  4. That's a great quote. Ever see Orwell's comment on Joyce?

    "I managed to get my copy of Ulysses through safely this time. I rather wish I had never read it. It gives me an inferiority complex. When I read a book like that and then come back to my own work, I feel like a eunuch who has taken a course in voice production and can pass himself off fairly well as a bass or a baritone, but if you listen closely you can hear the good old squeak just the same as ever." (Letter of Sept. 1934)

    Thanks too for the Ibsen link.

  5. The Razor's Edge is my favorite novel, but I've never read any of his plays. Are they available? What ones would you recommend?

  6. I think the best way to become acquainted with Maugham's plays is to get to the Walnut and see "The Constant Wife." Far better than reading a play is to see it staged. And this is such a fine production! I had never seen or read one myself before Saturday night, so I'm in no position to recommend any others. But there is
    Maugham Plays 2.
    By the way, I have heard that "The Razor's Edge" was the most popular novel among GIs in WWII.

  7. I was unfamiliar with the Orwell quote. Too bad. I could have used itlast year when I wrote about "Ulysses" in celebration of the Bloomsaday centenary.

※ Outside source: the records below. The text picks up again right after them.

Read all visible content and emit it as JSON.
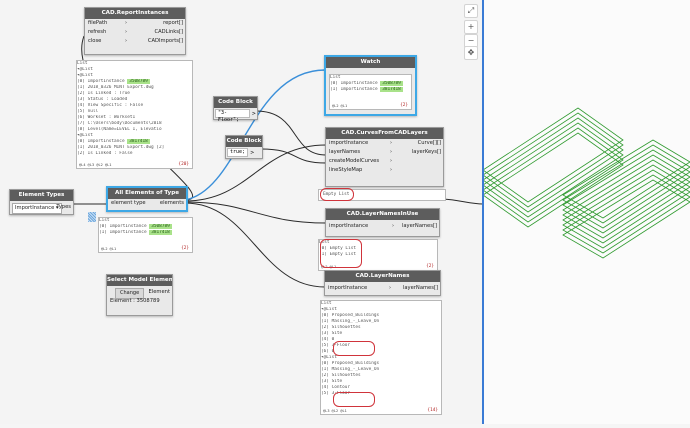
{
  "nodes": {
    "report": {
      "title": "CAD.ReportInstances",
      "inputs": [
        "filePath",
        "refresh",
        "close"
      ],
      "outputs": [
        "report[]",
        "CADLinks[]",
        "CADImports[]"
      ]
    },
    "report_preview": {
      "lines": [
        "List",
        "  ▾@List",
        "    ▾@List",
        "      [0] ImportInstance",
        "      [1] 2018_0326 MINT Export.dwg",
        "      [2] Is Linked : True",
        "      [3] Status : Loaded",
        "      [4] View Specific : False",
        "      [5] null",
        "      [6] Workset : Workset1",
        "      [7] C:\\Users\\body\\Documents\\2018",
        "      [8] Level(Name=LEVEL 1, Elevatio",
        "    ▾@List",
        "      [0] ImportInstance",
        "      [1] 2018_0326 MINT Export.dwg [2]",
        "      [2] Is Linked : False"
      ],
      "ids": [
        "3508789",
        "3817418"
      ],
      "footer": "@L4 @L3 @L2 @L1",
      "count": "{20}"
    },
    "watch": {
      "title": "Watch",
      "lines": [
        "List",
        "  [0] ImportInstance",
        "  [1] ImportInstance"
      ],
      "ids": [
        "3508789",
        "3817418"
      ],
      "footer": "@L2 @L1",
      "count": "{2}"
    },
    "codeblock1": {
      "title": "Code Block",
      "code": "\"3-Floor\";",
      "port": ">"
    },
    "codeblock2": {
      "title": "Code Block",
      "code": "true;",
      "port": ">"
    },
    "element_types": {
      "title": "Element Types",
      "value": "ImportInstance",
      "output": "Types"
    },
    "all_elements": {
      "title": "All Elements of Type",
      "input": "element type",
      "output": "elements"
    },
    "all_elements_preview": {
      "lines": [
        "List",
        "  [0] ImportInstance",
        "  [1] ImportInstance"
      ],
      "ids": [
        "3508789",
        "3817418"
      ],
      "footer": "@L2 @L1",
      "count": "{2}"
    },
    "curves": {
      "title": "CAD.CurvesFromCADLayers",
      "inputs": [
        "importInstance",
        "layerNames",
        "createModelCurves",
        "lineStyleMap"
      ],
      "outputs": [
        "Curve[][]",
        "layerKeys[]"
      ],
      "preview": "Empty List"
    },
    "layers_in_use": {
      "title": "CAD.LayerNamesInUse",
      "input": "importInstance",
      "output": "layerNames[]"
    },
    "layers_in_use_preview": {
      "lines": [
        "List",
        "  [0] Empty List",
        "  [1] Empty List"
      ],
      "footer": "@L2 @L1",
      "count": "{2}"
    },
    "select_model": {
      "title": "Select Model Element",
      "button": "Change",
      "output": "Element",
      "status": "Element : 3508789"
    },
    "layer_names": {
      "title": "CAD.LayerNames",
      "input": "importInstance",
      "output": "layerNames[]"
    },
    "layer_names_preview": {
      "lines": [
        "List",
        "  ▾@List",
        "    [0] Proposed_Buildings",
        "    [1] Massing_-_Leave_On",
        "    [2] Silhouettes",
        "    [3] Site",
        "    [4] 0",
        "    [5] 3-Floor",
        "    [6] 0",
        "  ▾@List",
        "    [0] Proposed_Buildings",
        "    [1] Massing_-_Leave_On",
        "    [2] Silhouettes",
        "    [3] Site",
        "    [4] Contour",
        "    [5] 3-Floor"
      ],
      "footer": "@L3 @L2 @L1",
      "count": "{14}"
    }
  },
  "toolbar": {
    "buttons": [
      "search-icon",
      "plus-icon",
      "minus-icon",
      "move-icon"
    ],
    "glyphs": [
      "⤢",
      "+",
      "−",
      "✥"
    ]
  },
  "colors": {
    "wire": "#2a2a2a",
    "wire_selected": "#3a8fd9",
    "preview_green": "#a9e28a",
    "highlight_red": "#d0343b",
    "geometry": "#2f9a2f"
  }
}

  8. I have never seen it performed, but I have enjoyed reading Maugham's "Sheppy," though critics, I think, sniff at it as middlebrow or worse. That's the play from which John O'Hara took the neat "Death" epigraph for his "Appointment in Samarra." I also immensely enjoyed "The Razor's Edge." I even liked Bill Murray's idiosyncratic movie version of it, though I understand that people who know better prefer the 1940s Tyrone Power version, if there has to be any movie of it.
    Willis Wayde